▶ WHAT IS NEEDED: Every line of the data below must be given again exactly.

Stored records
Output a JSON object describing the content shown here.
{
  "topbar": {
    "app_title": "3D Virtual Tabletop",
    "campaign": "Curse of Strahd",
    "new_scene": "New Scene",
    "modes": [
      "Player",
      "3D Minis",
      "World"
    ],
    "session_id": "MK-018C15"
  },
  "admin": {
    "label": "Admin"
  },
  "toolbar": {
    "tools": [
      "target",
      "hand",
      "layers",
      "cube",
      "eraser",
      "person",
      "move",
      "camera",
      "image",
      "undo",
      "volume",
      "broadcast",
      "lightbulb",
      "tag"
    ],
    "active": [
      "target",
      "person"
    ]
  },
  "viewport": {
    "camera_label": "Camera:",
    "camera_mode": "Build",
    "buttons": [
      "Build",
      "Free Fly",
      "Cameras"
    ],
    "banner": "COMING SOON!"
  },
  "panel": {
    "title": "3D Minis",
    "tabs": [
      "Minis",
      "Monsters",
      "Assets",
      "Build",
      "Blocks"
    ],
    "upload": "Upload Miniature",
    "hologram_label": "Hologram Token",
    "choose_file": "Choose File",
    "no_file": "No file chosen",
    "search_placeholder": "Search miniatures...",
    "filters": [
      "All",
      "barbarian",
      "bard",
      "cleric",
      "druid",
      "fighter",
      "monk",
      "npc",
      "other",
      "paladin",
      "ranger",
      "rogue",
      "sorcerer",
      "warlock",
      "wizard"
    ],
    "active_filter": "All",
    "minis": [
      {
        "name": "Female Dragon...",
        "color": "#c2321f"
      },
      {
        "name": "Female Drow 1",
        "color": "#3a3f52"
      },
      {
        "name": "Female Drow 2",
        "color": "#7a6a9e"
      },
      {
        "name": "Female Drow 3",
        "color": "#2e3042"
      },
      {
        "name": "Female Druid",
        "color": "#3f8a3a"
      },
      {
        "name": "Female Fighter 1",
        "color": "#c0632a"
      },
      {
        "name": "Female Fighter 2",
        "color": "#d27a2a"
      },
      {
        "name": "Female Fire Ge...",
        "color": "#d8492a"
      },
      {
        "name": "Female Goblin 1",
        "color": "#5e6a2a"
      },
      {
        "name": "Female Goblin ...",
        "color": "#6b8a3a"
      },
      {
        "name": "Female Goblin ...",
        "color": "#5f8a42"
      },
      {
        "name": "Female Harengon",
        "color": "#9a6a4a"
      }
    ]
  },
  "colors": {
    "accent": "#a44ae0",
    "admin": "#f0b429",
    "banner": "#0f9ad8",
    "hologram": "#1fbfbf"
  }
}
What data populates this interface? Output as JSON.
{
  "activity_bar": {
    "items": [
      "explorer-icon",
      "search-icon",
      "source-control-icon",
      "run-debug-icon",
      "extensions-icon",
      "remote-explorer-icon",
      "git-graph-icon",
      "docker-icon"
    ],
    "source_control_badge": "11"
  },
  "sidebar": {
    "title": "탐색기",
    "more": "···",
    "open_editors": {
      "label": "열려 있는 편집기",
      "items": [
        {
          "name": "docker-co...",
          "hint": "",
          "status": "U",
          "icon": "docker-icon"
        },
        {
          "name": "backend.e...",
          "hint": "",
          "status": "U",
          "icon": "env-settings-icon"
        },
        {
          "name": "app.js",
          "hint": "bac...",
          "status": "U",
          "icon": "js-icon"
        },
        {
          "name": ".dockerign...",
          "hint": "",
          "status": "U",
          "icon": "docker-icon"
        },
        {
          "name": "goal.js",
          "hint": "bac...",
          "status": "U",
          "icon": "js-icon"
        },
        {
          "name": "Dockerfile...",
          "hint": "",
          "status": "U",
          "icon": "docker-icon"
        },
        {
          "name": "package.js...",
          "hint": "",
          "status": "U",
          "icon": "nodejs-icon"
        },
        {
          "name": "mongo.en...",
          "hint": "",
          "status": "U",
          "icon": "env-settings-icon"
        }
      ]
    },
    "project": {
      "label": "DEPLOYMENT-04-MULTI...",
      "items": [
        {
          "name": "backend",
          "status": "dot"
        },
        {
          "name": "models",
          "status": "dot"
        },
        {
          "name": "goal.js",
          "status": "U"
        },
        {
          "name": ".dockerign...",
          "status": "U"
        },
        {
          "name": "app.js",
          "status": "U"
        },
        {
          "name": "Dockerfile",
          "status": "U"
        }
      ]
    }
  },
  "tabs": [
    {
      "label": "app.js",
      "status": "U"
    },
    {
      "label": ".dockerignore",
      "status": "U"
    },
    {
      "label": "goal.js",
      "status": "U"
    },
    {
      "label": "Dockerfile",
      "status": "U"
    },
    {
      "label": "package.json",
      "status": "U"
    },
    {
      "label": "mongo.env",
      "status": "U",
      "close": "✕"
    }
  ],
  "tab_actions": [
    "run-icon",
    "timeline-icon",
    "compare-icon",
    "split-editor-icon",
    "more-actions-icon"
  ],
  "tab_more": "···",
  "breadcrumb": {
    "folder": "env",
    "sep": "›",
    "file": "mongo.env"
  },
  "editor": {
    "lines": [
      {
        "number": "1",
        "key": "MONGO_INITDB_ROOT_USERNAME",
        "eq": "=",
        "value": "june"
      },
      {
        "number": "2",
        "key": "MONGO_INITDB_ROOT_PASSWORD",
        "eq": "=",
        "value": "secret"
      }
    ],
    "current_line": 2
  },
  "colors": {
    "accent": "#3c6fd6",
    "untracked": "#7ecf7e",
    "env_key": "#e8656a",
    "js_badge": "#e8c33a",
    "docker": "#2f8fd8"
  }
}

▶ PROBLEM SOLUTION:
Output a JSON object describing the content shown here.
{
  "topbar": {
    "app_title": "3D Virtual Tabletop",
    "campaign": "Curse of Strahd",
    "new_scene": "New Scene",
    "modes": [
      "Player",
      "3D Minis",
      "World"
    ],
    "session_id": "MK-018C15"
  },
  "admin": {
    "label": "Admin"
  },
  "toolbar": {
    "tools": [
      "target",
      "hand",
      "layers",
      "cube",
      "eraser",
      "person",
      "move",
      "camera",
      "image",
      "undo",
      "volume",
      "broadcast",
      "lightbulb",
      "tag"
    ],
    "active": [
      "target",
      "person"
    ]
  },
  "viewport": {
    "camera_label": "Camera:",
    "camera_mode": "Build",
    "buttons": [
      "Build",
      "Free Fly",
      "Cameras"
    ],
    "banner": "COMING SOON!"
  },
  "panel": {
    "title": "3D Minis",
    "tabs": [
      "Minis",
      "Monsters",
      "Assets",
      "Build",
      "Blocks"
    ],
    "upload": "Upload Miniature",
    "hologram_label": "Hologram Token",
    "choose_file": "Choose File",
    "no_file": "No file chosen",
    "search_placeholder": "Search miniatures...",
    "filters": [
      "All",
      "barbarian",
      "bard",
      "cleric",
      "druid",
      "fighter",
      "monk",
      "npc",
      "other",
      "paladin",
      "ranger",
      "rogue",
      "sorcerer",
      "warlock",
      "wizard"
    ],
    "active_filter": "All",
    "minis": [
      {
        "name": "Female Dragon...",
        "color": "#c2321f"
      },
      {
        "name": "Female Drow 1",
        "color": "#3a3f52"
      },
      {
        "name": "Female Drow 2",
        "color": "#7a6a9e"
      },
      {
        "name": "Female Drow 3",
        "color": "#2e3042"
      },
      {
        "name": "Female Druid",
        "color": "#3f8a3a"
      },
      {
        "name": "Female Fighter 1",
        "color": "#c0632a"
      },
      {
        "name": "Female Fighter 2",
        "color": "#d27a2a"
      },
      {
        "name": "Female Fire Ge...",
        "color": "#d8492a"
      },
      {
        "name": "Female Goblin 1",
        "color": "#5e6a2a"
      },
      {
        "name": "Female Goblin ...",
        "color": "#6b8a3a"
      },
      {
        "name": "Female Goblin ...",
        "color": "#5f8a42"
      },
      {
        "name": "Female Harengon",
        "color": "#9a6a4a"
      }
    ]
  },
  "colors": {
    "accent": "#a44ae0",
    "admin": "#f0b429",
    "banner": "#0f9ad8",
    "hologram": "#1fbfbf"
  }
}
What data populates this interface? Output as JSON.
{
  "activity_bar": {
    "items": [
      "explorer-icon",
      "search-icon",
      "source-control-icon",
      "run-debug-icon",
      "extensions-icon",
      "remote-explorer-icon",
      "git-graph-icon",
      "docker-icon"
    ],
    "source_control_badge": "11"
  },
  "sidebar": {
    "title": "탐색기",
    "more": "···",
    "open_editors": {
      "label": "열려 있는 편집기",
      "items": [
        {
          "name": "docker-co...",
          "hint": "",
          "status": "U",
          "icon": "docker-icon"
        },
        {
          "name": "backend.e...",
          "hint": "",
          "status": "U",
          "icon": "env-settings-icon"
        },
        {
          "name": "app.js",
          "hint": "bac...",
          "status": "U",
          "icon": "js-icon"
        },
        {
          "name": ".dockerign...",
          "hint": "",
          "status": "U",
          "icon": "docker-icon"
        },
        {
          "name": "goal.js",
          "hint": "bac...",
          "status": "U",
          "icon": "js-icon"
        },
        {
          "name": "Dockerfile...",
          "hint": "",
          "status": "U",
          "icon": "docker-icon"
        },
        {
          "name": "package.js...",
          "hint": "",
          "status": "U",
          "icon": "nodejs-icon"
        },
        {
          "name": "mongo.en...",
          "hint": "",
          "status": "U",
          "icon": "env-settings-icon"
        }
      ]
    },
    "project": {
      "label": "DEPLOYMENT-04-MULTI...",
      "items": [
        {
          "name": "backend",
          "status": "dot"
        },
        {
          "name": "models",
          "status": "dot"
        },
        {
          "name": "goal.js",
          "status": "U"
        },
        {
          "name": ".dockerign...",
          "status": "U"
        },
        {
          "name": "app.js",
          "status": "U"
        },
        {
          "name": "Dockerfile",
          "status": "U"
        }
      ]
    }
  },
  "tabs": [
    {
      "label": "app.js",
      "status": "U"
    },
    {
      "label": ".dockerignore",
      "status": "U"
    },
    {
      "label": "goal.js",
      "status": "U"
    },
    {
      "label": "Dockerfile",
      "status": "U"
    },
    {
      "label": "package.json",
      "status": "U"
    },
    {
      "label": "mongo.env",
      "status": "U",
      "close": "✕"
    }
  ],
  "tab_actions": [
    "run-icon",
    "timeline-icon",
    "compare-icon",
    "split-editor-icon",
    "more-actions-icon"
  ],
  "tab_more": "···",
  "breadcrumb": {
    "folder": "env",
    "sep": "›",
    "file": "mongo.env"
  },
  "editor": {
    "lines": [
      {
        "number": "1",
        "key": "MONGO_INITDB_ROOT_USERNAME",
        "eq": "=",
        "value": "june"
      },
      {
        "number": "2",
        "key": "MONGO_INITDB_ROOT_PASSWORD",
        "eq": "=",
        "value": "secret"
      }
    ],
    "current_line": 2
  },
  "colors": {
    "accent": "#3c6fd6",
    "untracked": "#7ecf7e",
    "env_key": "#e8656a",
    "js_badge": "#e8c33a",
    "docker": "#2f8fd8"
  }
}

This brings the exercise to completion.